Exercise brief
Take from the material every line that contains the word "Cesta".

Given data
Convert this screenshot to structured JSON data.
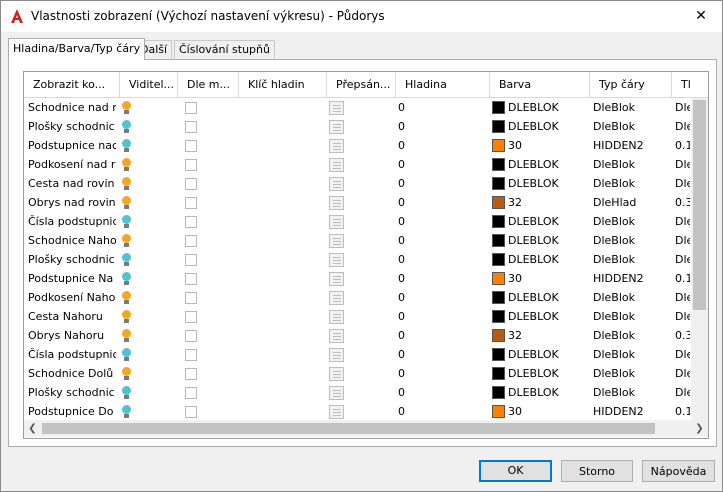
{
  "window": {
    "title": "Vlastnosti zobrazení (Výchozí nastavení výkresu) - Půdorys",
    "close_glyph": "✕",
    "app_icon": "autocad-a-icon"
  },
  "tabs": [
    "Hladina/Barva/Typ čáry",
    "Další",
    "Číslování stupňů"
  ],
  "grid": {
    "columns": [
      "Zobrazit ko...",
      "Viditel...",
      "Dle m...",
      "Klíč hladin",
      "Přepsán...",
      "Hladina",
      "Barva",
      "Typ čáry",
      "Tl"
    ],
    "rows": [
      {
        "name": "Schodnice nad r",
        "bulb": "on",
        "layer": "0",
        "color": "DLEBLOK",
        "swatch": "#000000",
        "linetype": "DleBlok",
        "lw": "Dle"
      },
      {
        "name": "Plošky schodnic",
        "bulb": "off",
        "layer": "0",
        "color": "DLEBLOK",
        "swatch": "#000000",
        "linetype": "DleBlok",
        "lw": "Dle"
      },
      {
        "name": "Podstupnice nac",
        "bulb": "off",
        "layer": "0",
        "color": "30",
        "swatch": "#ff7f00",
        "linetype": "HIDDEN2",
        "lw": "0.1"
      },
      {
        "name": "Podkosení nad r",
        "bulb": "on",
        "layer": "0",
        "color": "DLEBLOK",
        "swatch": "#000000",
        "linetype": "DleBlok",
        "lw": "Dle"
      },
      {
        "name": "Cesta nad rovin",
        "bulb": "on",
        "layer": "0",
        "color": "DLEBLOK",
        "swatch": "#000000",
        "linetype": "DleBlok",
        "lw": "Dle"
      },
      {
        "name": "Obrys nad rovin",
        "bulb": "on",
        "layer": "0",
        "color": "32",
        "swatch": "#b85a10",
        "linetype": "DleHlad",
        "lw": "0.3"
      },
      {
        "name": "Čísla podstupnic",
        "bulb": "off",
        "layer": "0",
        "color": "DLEBLOK",
        "swatch": "#000000",
        "linetype": "DleBlok",
        "lw": "Dle"
      },
      {
        "name": "Schodnice Naho",
        "bulb": "on",
        "layer": "0",
        "color": "DLEBLOK",
        "swatch": "#000000",
        "linetype": "DleBlok",
        "lw": "Dle"
      },
      {
        "name": "Plošky schodnic",
        "bulb": "off",
        "layer": "0",
        "color": "DLEBLOK",
        "swatch": "#000000",
        "linetype": "DleBlok",
        "lw": "Dle"
      },
      {
        "name": "Podstupnice Na",
        "bulb": "off",
        "layer": "0",
        "color": "30",
        "swatch": "#ff7f00",
        "linetype": "HIDDEN2",
        "lw": "0.1"
      },
      {
        "name": "Podkosení Naho",
        "bulb": "on",
        "layer": "0",
        "color": "DLEBLOK",
        "swatch": "#000000",
        "linetype": "DleBlok",
        "lw": "Dle"
      },
      {
        "name": "Cesta Nahoru",
        "bulb": "on",
        "layer": "0",
        "color": "DLEBLOK",
        "swatch": "#000000",
        "linetype": "DleBlok",
        "lw": "Dle"
      },
      {
        "name": "Obrys Nahoru",
        "bulb": "on",
        "layer": "0",
        "color": "32",
        "swatch": "#b85a10",
        "linetype": "DleBlok",
        "lw": "0.3"
      },
      {
        "name": "Čísla podstupnic",
        "bulb": "off",
        "layer": "0",
        "color": "DLEBLOK",
        "swatch": "#000000",
        "linetype": "DleBlok",
        "lw": "Dle"
      },
      {
        "name": "Schodnice Dolů",
        "bulb": "on",
        "layer": "0",
        "color": "DLEBLOK",
        "swatch": "#000000",
        "linetype": "DleBlok",
        "lw": "Dle"
      },
      {
        "name": "Plošky schodnic",
        "bulb": "off",
        "layer": "0",
        "color": "DLEBLOK",
        "swatch": "#000000",
        "linetype": "DleBlok",
        "lw": "Dle"
      },
      {
        "name": "Podstupnice Do",
        "bulb": "off",
        "layer": "0",
        "color": "30",
        "swatch": "#ff7f00",
        "linetype": "HIDDEN2",
        "lw": "0.1"
      }
    ]
  },
  "colors": {
    "bulb_on": "#f5a623",
    "bulb_off": "#4fc3d0",
    "default_button_border": "#0078d7"
  },
  "buttons": {
    "ok": "OK",
    "cancel": "Storno",
    "help": "Nápověda"
  }
}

Output for this exercise
        "name": "Cesta nad rovin",
        "name": "Cesta Nahoru",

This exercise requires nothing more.